- [WORK ORDER] An exact copy of all the entries is needed, with no images in it.

(Excerpts from an interface dataset)
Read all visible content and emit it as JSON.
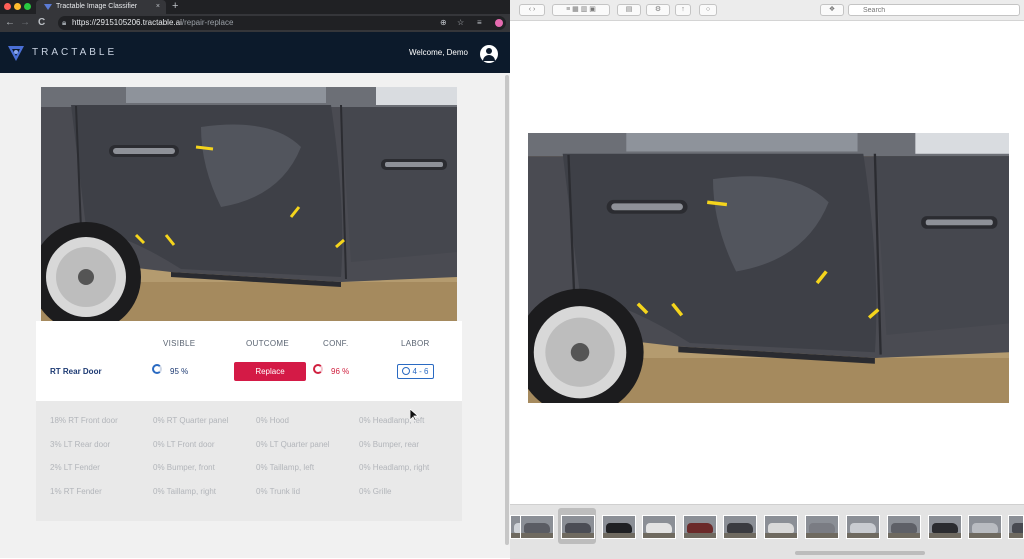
{
  "browser": {
    "tab_title": "Tractable Image Classifier",
    "tab_close": "×",
    "new_tab": "+",
    "nav": {
      "back": "←",
      "forward": "→",
      "reload": "C"
    },
    "url_host": "https://2915105206.tractable.ai",
    "url_path": "/repair-replace"
  },
  "app": {
    "brand": "TRACTABLE",
    "welcome": "Welcome, Demo"
  },
  "result": {
    "headers": {
      "visible": "VISIBLE",
      "outcome": "OUTCOME",
      "conf": "CONF.",
      "labor": "LABOR"
    },
    "part": "RT Rear Door",
    "visible_pct": "95 %",
    "visible_value": 0.95,
    "outcome": "Replace",
    "conf_pct": "96 %",
    "conf_value": 0.96,
    "labor": "4 - 6"
  },
  "other_parts": [
    [
      "18% RT Front door",
      "0% RT Quarter panel",
      "0% Hood",
      "0% Headlamp, left"
    ],
    [
      "3% LT Rear door",
      "0% LT Front door",
      "0% LT Quarter panel",
      "0% Bumper, rear"
    ],
    [
      "2% LT Fender",
      "0% Bumper, front",
      "0% Taillamp, left",
      "0% Headlamp, right"
    ],
    [
      "1% RT Fender",
      "0% Taillamp, right",
      "0% Trunk lid",
      "0% Grille"
    ]
  ],
  "preview": {
    "search_placeholder": "Search"
  },
  "colors": {
    "header_bg": "#0c1a2b",
    "accent_blue": "#2a6ac2",
    "replace_red": "#d41a46",
    "part_name": "#1d3a73"
  },
  "icons": [
    "tractable-logo-icon",
    "account-icon",
    "lock-icon",
    "search-icon",
    "star-icon",
    "extension-icon",
    "clock-icon",
    "cursor-icon",
    "gear-icon",
    "share-icon"
  ]
}
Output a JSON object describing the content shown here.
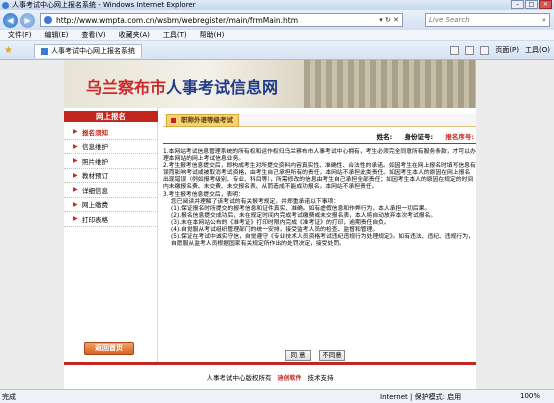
{
  "window": {
    "title": "人事考试中心网上报名系统 - Windows Internet Explorer"
  },
  "address": {
    "url": "http://www.wmpta.com.cn/wsbm/webregister/main/frmMain.htm",
    "search_placeholder": "Live Search"
  },
  "menu": [
    "文件(F)",
    "编辑(E)",
    "查看(V)",
    "收藏夹(A)",
    "工具(T)",
    "帮助(H)"
  ],
  "tab": {
    "label": "人事考试中心网上报名系统"
  },
  "toolbar": {
    "page_label": "页面(P)",
    "tools_label": "工具(O)"
  },
  "banner": {
    "title_red": "乌兰察布市",
    "title_blue": "人事考试信息网"
  },
  "sidebar": {
    "header": "网上报名",
    "items": [
      {
        "label": "报名须知"
      },
      {
        "label": "信息维护"
      },
      {
        "label": "照片维护"
      },
      {
        "label": "教材预订"
      },
      {
        "label": "详细信息"
      },
      {
        "label": "网上缴费"
      },
      {
        "label": "打印表格"
      }
    ],
    "return_label": "返回首页"
  },
  "main": {
    "tab_label": "职称外语等级考试",
    "info": {
      "name_label": "姓名:",
      "id_label": "身份证号:",
      "reg_label": "报名序号:"
    },
    "notice": [
      "1.本网站考试信息管理系统的所有权和运作权归乌兰察布市人事考试中心拥有，考生必须完全同意所有服务条款，才可以办理本网站的网上考试信息业务。",
      "2.考生报考信息提交后，即构成考生对所提交资料内容真实性、准确性、合法性的承诺。如因考生在网上报名时填写信息有误而影响考试或被取消考试资格，由考生自己承担所有的责任，本网站不承担此类责任。如因考生本人的原因在网上报名出现错误（例如报考级别、专业、科目等），所需修改的信息由考生自己承担全部责任；如因考生本人的原因在规定的时间内未缴报名费、未交费、未交报名表、从而造成不能成功报名，本网站不承担责任。",
      "3.考生报考信息提交后，表明：",
      "您已阅读并理解了该考试的有关报考规定，并郑重承诺以下事项：",
      "(1).保证报名时所提交的报考信息和证件真实、准确。如有虚假信息和作弊行为，本人承担一切后果。",
      "(2).报名信息提交成功后，未在规定时间内完成考试缴费或未交报名表，本人将自动放弃本次考试报名。",
      "(3).未在本网站公布的《准考证》打印时限内完成《准考证》的打印，逾期责任自负。",
      "(4).自觉服从考试组织管理部门的统一安排，接受监考人员的检查、监督和管理。",
      "(5).保证在考试中诚实守信，自觉遵守《专业技术人员资格考试违纪违规行为处理规定》。如有违法、违纪、违规行为，自愿服从监考人员根据国家有关规定所作出的处罚决定，接受处罚。"
    ],
    "agree_label": "同 意",
    "disagree_label": "不同意"
  },
  "footer": {
    "text1": "人事考试中心版权所有",
    "logo": "迪创软件",
    "text2": "技术支持"
  },
  "status": {
    "left": "完成",
    "zone": "Internet | 保护模式: 启用",
    "zoom": "100%"
  }
}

- [FINISHED EXERCISE]
Read all visible content and emit it as JSON.
{
  "browser": {
    "tab_title": "Tractable Image Classifier",
    "tab_close": "×",
    "new_tab": "+",
    "nav": {
      "back": "←",
      "forward": "→",
      "reload": "C"
    },
    "url_host": "https://2915105206.tractable.ai",
    "url_path": "/repair-replace"
  },
  "app": {
    "brand": "TRACTABLE",
    "welcome": "Welcome, Demo"
  },
  "result": {
    "headers": {
      "visible": "VISIBLE",
      "outcome": "OUTCOME",
      "conf": "CONF.",
      "labor": "LABOR"
    },
    "part": "RT Rear Door",
    "visible_pct": "95 %",
    "visible_value": 0.95,
    "outcome": "Replace",
    "conf_pct": "96 %",
    "conf_value": 0.96,
    "labor": "4 - 6"
  },
  "other_parts": [
    [
      "18% RT Front door",
      "0% RT Quarter panel",
      "0% Hood",
      "0% Headlamp, left"
    ],
    [
      "3% LT Rear door",
      "0% LT Front door",
      "0% LT Quarter panel",
      "0% Bumper, rear"
    ],
    [
      "2% LT Fender",
      "0% Bumper, front",
      "0% Taillamp, left",
      "0% Headlamp, right"
    ],
    [
      "1% RT Fender",
      "0% Taillamp, right",
      "0% Trunk lid",
      "0% Grille"
    ]
  ],
  "preview": {
    "search_placeholder": "Search"
  },
  "colors": {
    "header_bg": "#0c1a2b",
    "accent_blue": "#2a6ac2",
    "replace_red": "#d41a46",
    "part_name": "#1d3a73"
  },
  "icons": [
    "tractable-logo-icon",
    "account-icon",
    "lock-icon",
    "search-icon",
    "star-icon",
    "extension-icon",
    "clock-icon",
    "cursor-icon",
    "gear-icon",
    "share-icon"
  ]
}
Output a JSON object describing the content shown here.
{
  "window": {
    "title": "人事考试中心网上报名系统 - Windows Internet Explorer"
  },
  "address": {
    "url": "http://www.wmpta.com.cn/wsbm/webregister/main/frmMain.htm",
    "search_placeholder": "Live Search"
  },
  "menu": [
    "文件(F)",
    "编辑(E)",
    "查看(V)",
    "收藏夹(A)",
    "工具(T)",
    "帮助(H)"
  ],
  "tab": {
    "label": "人事考试中心网上报名系统"
  },
  "toolbar": {
    "page_label": "页面(P)",
    "tools_label": "工具(O)"
  },
  "banner": {
    "title_red": "乌兰察布市",
    "title_blue": "人事考试信息网"
  },
  "sidebar": {
    "header": "网上报名",
    "items": [
      {
        "label": "报名须知"
      },
      {
        "label": "信息维护"
      },
      {
        "label": "照片维护"
      },
      {
        "label": "教材预订"
      },
      {
        "label": "详细信息"
      },
      {
        "label": "网上缴费"
      },
      {
        "label": "打印表格"
      }
    ],
    "return_label": "返回首页"
  },
  "main": {
    "tab_label": "职称外语等级考试",
    "info": {
      "name_label": "姓名:",
      "id_label": "身份证号:",
      "reg_label": "报名序号:"
    },
    "notice": [
      "1.本网站考试信息管理系统的所有权和运作权归乌兰察布市人事考试中心拥有，考生必须完全同意所有服务条款，才可以办理本网站的网上考试信息业务。",
      "2.考生报考信息提交后，即构成考生对所提交资料内容真实性、准确性、合法性的承诺。如因考生在网上报名时填写信息有误而影响考试或被取消考试资格，由考生自己承担所有的责任，本网站不承担此类责任。如因考生本人的原因在网上报名出现错误（例如报考级别、专业、科目等），所需修改的信息由考生自己承担全部责任；如因考生本人的原因在规定的时间内未缴报名费、未交费、未交报名表、从而造成不能成功报名，本网站不承担责任。",
      "3.考生报考信息提交后，表明：",
      "您已阅读并理解了该考试的有关报考规定，并郑重承诺以下事项：",
      "(1).保证报名时所提交的报考信息和证件真实、准确。如有虚假信息和作弊行为，本人承担一切后果。",
      "(2).报名信息提交成功后，未在规定时间内完成考试缴费或未交报名表，本人将自动放弃本次考试报名。",
      "(3).未在本网站公布的《准考证》打印时限内完成《准考证》的打印，逾期责任自负。",
      "(4).自觉服从考试组织管理部门的统一安排，接受监考人员的检查、监督和管理。",
      "(5).保证在考试中诚实守信，自觉遵守《专业技术人员资格考试违纪违规行为处理规定》。如有违法、违纪、违规行为，自愿服从监考人员根据国家有关规定所作出的处罚决定，接受处罚。"
    ],
    "agree_label": "同 意",
    "disagree_label": "不同意"
  },
  "footer": {
    "text1": "人事考试中心版权所有",
    "logo": "迪创软件",
    "text2": "技术支持"
  },
  "status": {
    "left": "完成",
    "zone": "Internet | 保护模式: 启用",
    "zoom": "100%"
  }
}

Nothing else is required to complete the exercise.